Why Physical Fitness Can Improve Mental Wellness

Mental well-being is a huge part of overall wellness. In a government post on mental health, experts brought up how being mentally healthy can increase your coping skills during difficult moments and improves your confidence. Mental wellness also allows you to successfully move past negative life events. All of these result in your ability to form healthy relationships and create positive interactions. While these benefits may be great, you first need to improve your mental wellness. One way to do it is through physical fitness and if you’re curious as to how to keep reading below.

It helps you focus

Exercising helps you “get in the zone”, or a period of time where you’re performing at your best. This momentarily gives you focus and keeps you calm, which is useful when you’re scatterbrained or distressed.

One particular physical activity to consider is running. A health blogger once wrote in an article about yoga for sprinters that running isn’t about speed alone. It’s more about understanding your body movements while running, controlling them, and using that to train your body. Running is a mental activity as much as it is a physical one. For instance, you need to remind yourself to keep your core engaged to prevent any aches and pains after running. The amount of concentration put into this encourages your mind to train on one thing at a time, keeping you focused and calm.

It reduces anxiety

There are many reasons for you to get anxious: work, relationships, and climate change included. While anxiety is perfectly normal, it can develop into an anxiety disorder if left unaddressed.

Fortunately, exercise can reduce anxiety. A kinesiology professor shared in a post on the mind-body connection that physical activity reduces anxiety immediately after it. Also, consistent exercise lessens anxiety even more and for a longer period of time. This is because exercise soothes the amygdala—the part of the brain responsible for emotions—represses fear. What’s great is that you won’t need intense workouts to reap these benefits. Even something as simple as cycling while admiring your surroundings is a good enough workout.

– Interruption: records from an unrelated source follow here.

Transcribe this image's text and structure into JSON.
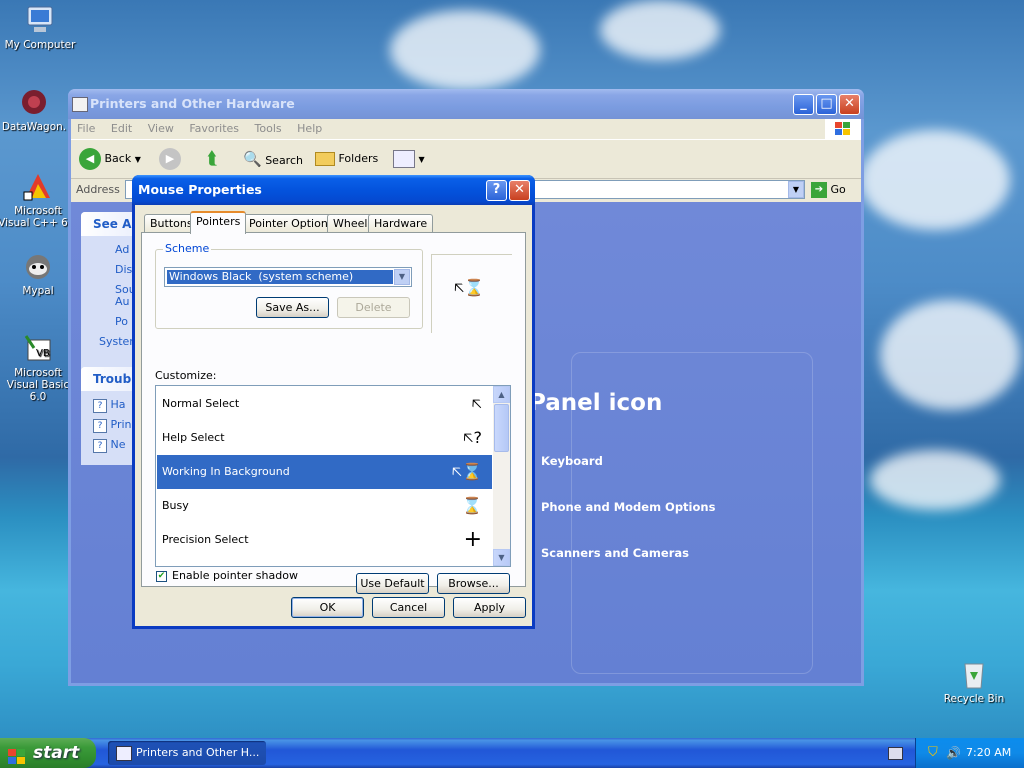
{
  "desktop": {
    "icons": [
      {
        "label": "My Computer"
      },
      {
        "label": "DataWagon."
      },
      {
        "label": "Microsoft Visual C++ 6.0"
      },
      {
        "label": "Mypal"
      },
      {
        "label": "Microsoft Visual Basic 6.0"
      },
      {
        "label": "Recycle Bin"
      }
    ]
  },
  "explorer": {
    "title": "Printers and Other Hardware",
    "menu": [
      "File",
      "Edit",
      "View",
      "Favorites",
      "Tools",
      "Help"
    ],
    "toolbar": {
      "back": "Back",
      "search": "Search",
      "folders": "Folders"
    },
    "address_label": "Address",
    "go_label": "Go",
    "see_also": {
      "header": "See Als",
      "items": [
        "Ad",
        "Dis",
        "Sou",
        "Au",
        "Po",
        "System"
      ]
    },
    "troubleshooters": {
      "header": "Troubl",
      "items": [
        "Ha",
        "Prin",
        "Ne"
      ]
    },
    "panel_heading": "Panel icon",
    "panel_links": [
      "Keyboard",
      "Phone and Modem Options",
      "Scanners and Cameras"
    ]
  },
  "dialog": {
    "title": "Mouse Properties",
    "help_label": "?",
    "close_label": "✕",
    "tabs": [
      "Buttons",
      "Pointers",
      "Pointer Options",
      "Wheel",
      "Hardware"
    ],
    "selected_tab": "Pointers",
    "scheme_label": "Scheme",
    "scheme_value": "Windows Black  (system scheme)",
    "save_as_label": "Save As...",
    "delete_label": "Delete",
    "customize_label": "Customize:",
    "pointers": [
      {
        "name": "Normal Select",
        "glyph": "🡤",
        "selected": false
      },
      {
        "name": "Help Select",
        "glyph": "🡤?",
        "selected": false
      },
      {
        "name": "Working In Background",
        "glyph": "🡤⌛",
        "selected": true
      },
      {
        "name": "Busy",
        "glyph": "⌛",
        "selected": false
      },
      {
        "name": "Precision Select",
        "glyph": "+",
        "selected": false
      }
    ],
    "shadow_label": "Enable pointer shadow",
    "shadow_checked": true,
    "use_default_label": "Use Default",
    "browse_label": "Browse...",
    "ok_label": "OK",
    "cancel_label": "Cancel",
    "apply_label": "Apply"
  },
  "taskbar": {
    "start_label": "start",
    "task_label": "Printers and Other H...",
    "clock": "7:20 AM"
  }
}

It keeps you resilient

Exercising always brings a new experience. There will be days when you won’t expect to run a few extra laps or beat your push-up record. This is especially true for open-water swimming.

One magazine writer informs that one of the benefits of open-water swimming is its power to make you resilient. Open-water swimming takes place in the outdoors (lakes, rivers, oceans), the very thing that makes it unpredictable. The water can be clear one day and murky the next, there may be more water resistance on certain days, or the temperature may be dropping or rising without warning. All these possibilities promote mental wellness by exposing you to different situations and encouraging you to think of how to confront them.

It enhances self-efficacy

Everyone lacks self-confidence from time to time. However, consistently doubting yourself can hold you back from opportunities like accepting a promotion or learning a new skill. It’s a good thing that physical activity, especially in the form of pickleball, can aid in this.

A clinical psychologist discusses that the mental benefits of pickleball include a mental health boost. Pickleball is a social game: it’s a paddle sport where two or four players hit a ball over a net. Playing against someone or being in a team enhances your self-efficacy. You’re being an active agent by successfully passing the ball and helping yourself or your team, win. While this may seem very mundane, it boosts your confidence.

Mental wellness is part of your overall health. Engage in physical activity today to increase focus, boost self-esteem, become resilient, and lessen anxiety. However, before starting your journey to wellness, remember to visualize your goals (mental wellness) and take it one step at a time (be patient with yourself). After all, you want to improve your well-being rather than disrupt it.

Specially written for urbanathletecalgary.com by Jasmine Brooks